**EXERCISE**. Looking at the entries, how many lines hold the word "parte"? State the number by itself.

**PROVIDED INFORMATION**.
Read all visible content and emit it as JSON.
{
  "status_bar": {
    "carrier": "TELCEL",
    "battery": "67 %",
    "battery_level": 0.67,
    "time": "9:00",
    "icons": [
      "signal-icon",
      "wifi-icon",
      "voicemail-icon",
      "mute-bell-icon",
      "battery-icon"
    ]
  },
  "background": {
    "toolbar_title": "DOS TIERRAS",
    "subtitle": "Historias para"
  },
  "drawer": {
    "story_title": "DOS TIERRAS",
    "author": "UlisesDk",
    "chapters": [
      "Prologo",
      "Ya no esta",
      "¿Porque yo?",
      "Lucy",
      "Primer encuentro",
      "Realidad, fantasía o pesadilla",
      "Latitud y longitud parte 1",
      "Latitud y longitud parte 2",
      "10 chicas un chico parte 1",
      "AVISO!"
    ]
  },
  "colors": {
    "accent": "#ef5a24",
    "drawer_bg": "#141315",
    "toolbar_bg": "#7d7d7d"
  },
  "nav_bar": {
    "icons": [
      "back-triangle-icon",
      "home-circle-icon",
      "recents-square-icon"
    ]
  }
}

**ANSWER SPACE**. 3